──────── Source material ────────

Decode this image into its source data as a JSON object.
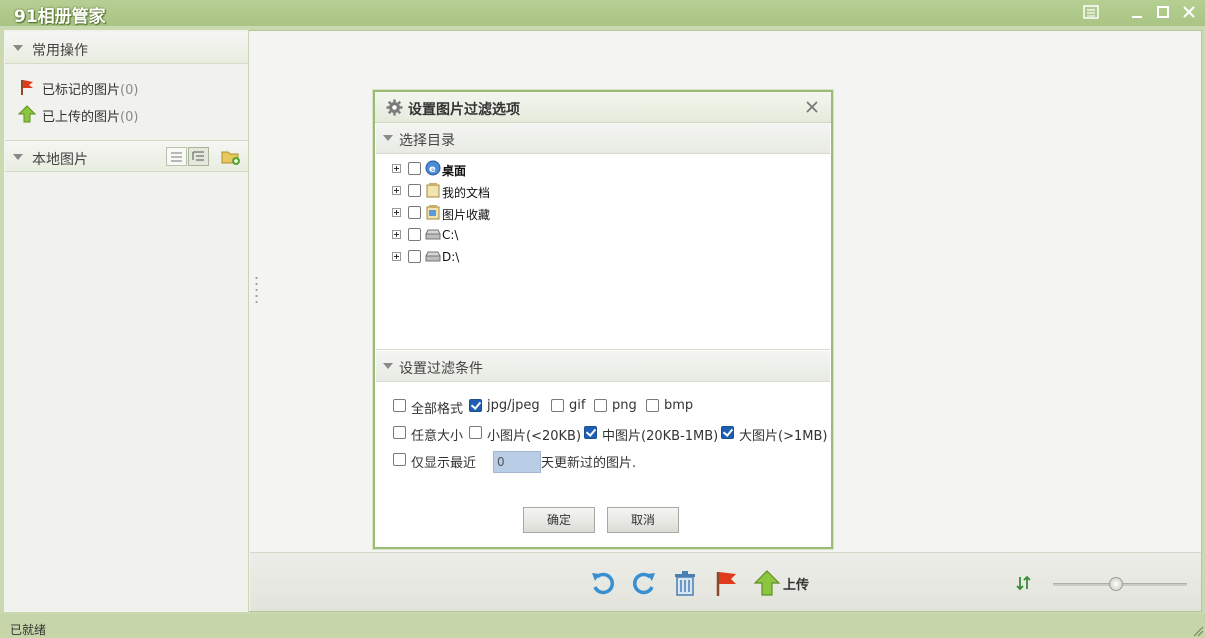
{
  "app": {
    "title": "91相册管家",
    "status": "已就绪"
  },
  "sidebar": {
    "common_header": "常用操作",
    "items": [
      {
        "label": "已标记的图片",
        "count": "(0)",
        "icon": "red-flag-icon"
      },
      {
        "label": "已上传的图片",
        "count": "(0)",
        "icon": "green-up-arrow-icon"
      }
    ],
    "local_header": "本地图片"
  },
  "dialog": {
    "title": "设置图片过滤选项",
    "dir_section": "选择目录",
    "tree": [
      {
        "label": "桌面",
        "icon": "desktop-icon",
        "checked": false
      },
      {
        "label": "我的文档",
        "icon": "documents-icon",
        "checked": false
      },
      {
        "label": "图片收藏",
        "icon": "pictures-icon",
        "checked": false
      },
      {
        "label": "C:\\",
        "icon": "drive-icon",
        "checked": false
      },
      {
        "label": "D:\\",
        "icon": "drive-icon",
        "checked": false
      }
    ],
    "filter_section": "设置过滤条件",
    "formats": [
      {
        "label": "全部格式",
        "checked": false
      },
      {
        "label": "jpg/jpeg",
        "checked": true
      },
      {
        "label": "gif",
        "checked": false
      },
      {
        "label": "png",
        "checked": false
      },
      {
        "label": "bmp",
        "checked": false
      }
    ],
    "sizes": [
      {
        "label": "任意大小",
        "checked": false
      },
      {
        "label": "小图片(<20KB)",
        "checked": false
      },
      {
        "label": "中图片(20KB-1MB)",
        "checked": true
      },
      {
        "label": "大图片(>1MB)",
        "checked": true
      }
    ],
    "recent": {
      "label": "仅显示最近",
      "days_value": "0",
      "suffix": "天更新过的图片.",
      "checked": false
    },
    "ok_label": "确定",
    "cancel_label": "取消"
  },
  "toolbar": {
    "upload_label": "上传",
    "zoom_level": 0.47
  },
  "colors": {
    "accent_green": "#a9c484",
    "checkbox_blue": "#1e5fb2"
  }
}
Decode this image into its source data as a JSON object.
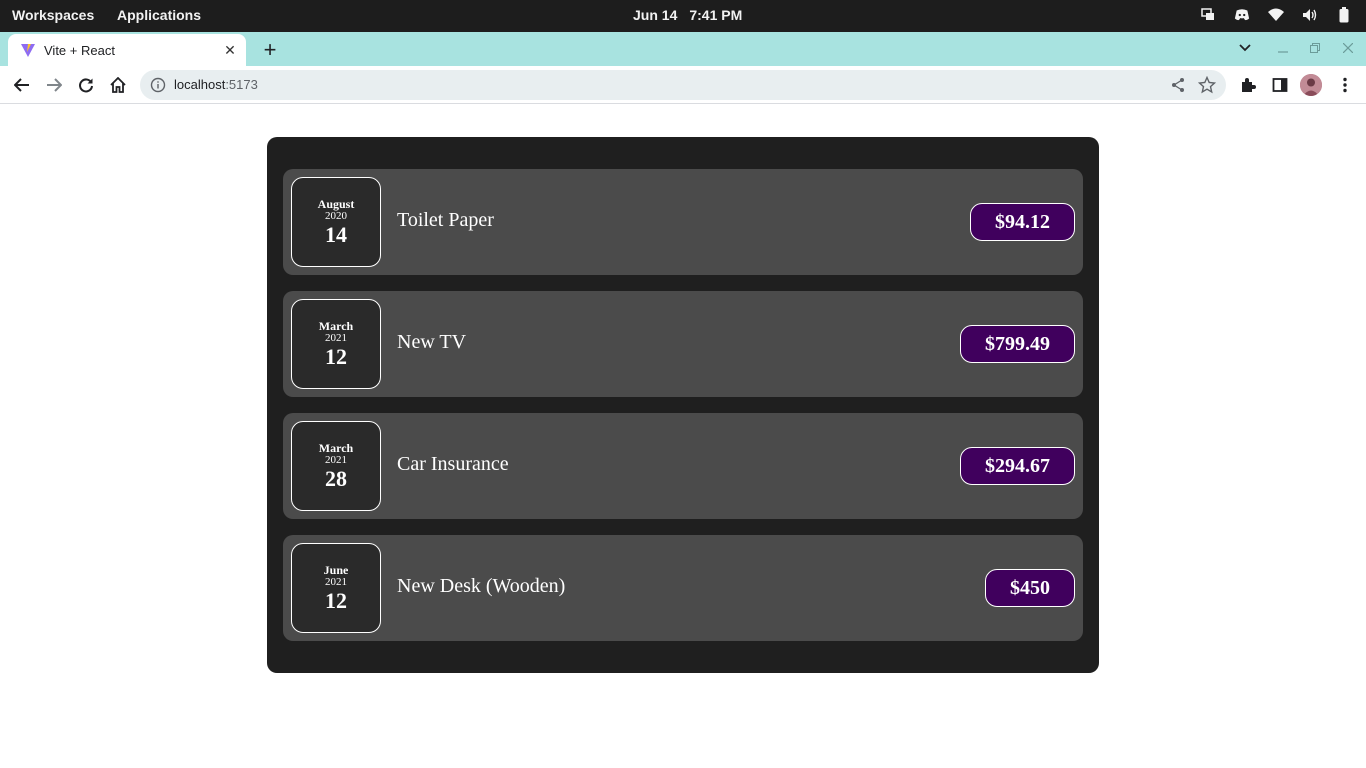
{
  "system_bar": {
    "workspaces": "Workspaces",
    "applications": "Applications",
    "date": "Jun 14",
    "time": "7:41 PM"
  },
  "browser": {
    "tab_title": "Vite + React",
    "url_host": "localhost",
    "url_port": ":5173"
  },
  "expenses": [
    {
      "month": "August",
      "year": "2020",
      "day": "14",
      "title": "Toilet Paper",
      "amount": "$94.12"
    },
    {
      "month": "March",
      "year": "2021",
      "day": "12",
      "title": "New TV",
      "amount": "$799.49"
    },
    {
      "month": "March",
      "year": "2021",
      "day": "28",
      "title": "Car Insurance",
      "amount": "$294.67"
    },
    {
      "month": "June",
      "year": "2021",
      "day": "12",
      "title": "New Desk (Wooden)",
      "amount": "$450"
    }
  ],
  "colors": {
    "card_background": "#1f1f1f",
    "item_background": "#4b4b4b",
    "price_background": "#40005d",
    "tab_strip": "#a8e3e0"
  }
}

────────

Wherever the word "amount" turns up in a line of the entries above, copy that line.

→ Solved exercise
      "amount": "$94.12"
      "amount": "$799.49"
      "amount": "$294.67"
      "amount": "$450"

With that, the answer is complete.